- Muscle tension
- Muscle aches
- Numbness in extremities
- Panic Attacks
The Rebound Effect
As mentioned, the vast majority of benzo users initially take it to treat some social anxiety, phobia or anxiety. Because of this, many who suddenly cease taking these medications will undergo increased anxiety or agitation. This rebound effect is only made worse since those who masked their anxiety or phobia with benzos just grew more and more reliant upon the drug to disguise those symptoms. As a result, they are even more unaccustomed to handling those feelings without any medical aid. Typically, extreme rebound effects from benzo withdrawal diminish after two or three days, although, as one might imagine, after months, if not years, of numbing oneself to the world, those feelings of nervousness or anxiety will feel more amplified than ever. In the initial stages, sleeping and handling stress without an anti-anxiety aid will be quite a challenging task.
Duration of Withdrawal
The half-life of a benzo varies from brand to brand. As a result, withdrawal symptoms from short-acting benzos such as Xanax, Halcion, and Ativan begin sooner since the drugs leave the user’s system at a faster rate because it has a short half-life. The initial signs of withdrawal generally start six to eight hours after last taking a short-acting benzo. On the other hand, longer acting benzos such as Valium Librium and Klonopin, stay in the system longer, so withdrawal takes longer to occur. For most longer-acting benzos, withdrawal symptoms begin within 24 to 48 hours of last use. Surprisingly, short-acting benzos such as Xanax have much more severe, and grim withdrawal symptoms and are more addictive than longer-acting benzos.
Although all benzos are designed to depress the central nervous system, they all have slightly different goals or symptoms they target. As a result, they may work differently within the body or leave the bloodstream at a different rate. Despite the fact that general symptoms of withdrawal will be similar, an individual detoxing from an anti-anxiety benzo may feel higher levels of anxiety while an individual detoxing from a hypnotic benzo may feel higher levels of insomnia or restless sleep.
Benzo Withdrawal Timeline
As discussed, the withdrawal timeline is unique to the user and depends on a variety of factors. However, the timeline below is a decent measuring stick of what to expect as they taper down their benzo use over a period of time.
- The initial 6-8 hours: The first feelings of withdrawal, generally consisting of anxiety or insomnia will likely arise within hours of stopping use, although it depends on how long it takes for the substance to leave the bloodstream.
- Days 1-4: Rebound insomnia and anxiety take a firm hold of the benzo user, and for those who use longer-acting benzos, the initial signs of withdrawal may begin around this point.
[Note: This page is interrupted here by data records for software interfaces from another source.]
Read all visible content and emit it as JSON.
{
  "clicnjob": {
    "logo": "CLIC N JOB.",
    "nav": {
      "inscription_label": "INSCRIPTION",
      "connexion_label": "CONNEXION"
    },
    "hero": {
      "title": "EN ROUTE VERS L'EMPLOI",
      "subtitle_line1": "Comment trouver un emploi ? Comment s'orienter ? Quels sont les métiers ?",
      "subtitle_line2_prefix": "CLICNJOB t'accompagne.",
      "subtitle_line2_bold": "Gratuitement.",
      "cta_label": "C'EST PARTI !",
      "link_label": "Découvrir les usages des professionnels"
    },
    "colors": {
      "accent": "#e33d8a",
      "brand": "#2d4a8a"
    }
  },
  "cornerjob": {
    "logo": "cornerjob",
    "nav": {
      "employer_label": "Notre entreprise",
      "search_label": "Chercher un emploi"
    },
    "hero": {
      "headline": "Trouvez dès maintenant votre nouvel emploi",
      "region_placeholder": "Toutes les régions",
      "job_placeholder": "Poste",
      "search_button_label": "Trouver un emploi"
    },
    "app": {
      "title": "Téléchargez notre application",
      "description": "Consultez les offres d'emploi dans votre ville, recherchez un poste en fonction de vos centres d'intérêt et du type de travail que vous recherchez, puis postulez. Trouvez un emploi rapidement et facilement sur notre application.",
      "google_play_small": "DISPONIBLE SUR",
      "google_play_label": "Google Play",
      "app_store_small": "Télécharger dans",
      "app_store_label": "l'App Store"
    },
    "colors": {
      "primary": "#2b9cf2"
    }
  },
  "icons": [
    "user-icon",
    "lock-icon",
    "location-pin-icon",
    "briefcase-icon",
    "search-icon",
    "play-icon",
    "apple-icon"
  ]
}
Other intense symptoms such as extreme discomfort, shakes, sweating, seizures, aches, and nausea may also crop up, depending on the strength of one’s addiction. This is the hardest stage of detoxification and withdrawal symptoms are the strongest at this point. Because of the chance of shock to the system or seizures (for those with a medical history), it is wise to deal with this stage at a benzo detox center to safely detox through professional treatment.
- Days 10-14: For short-acting benzo users, the symptoms of withdrawal should be fading, if not gone altogether. For longer-acting benzo users, withdrawal symptoms may hit their peak, but again, that depends on the drug, dosage, and frequency.
- Day 15+: Users who are highly dependent on benzos may deal with PAWS (protracted withdrawal syndrome). Such people may experience seemingly random periods of intense withdrawal symptoms, even months later. By tapering down benzo use for long-term recovery, with medical supervision, rather than quitting cold turkey, one may reduce the odds of getting PAWS.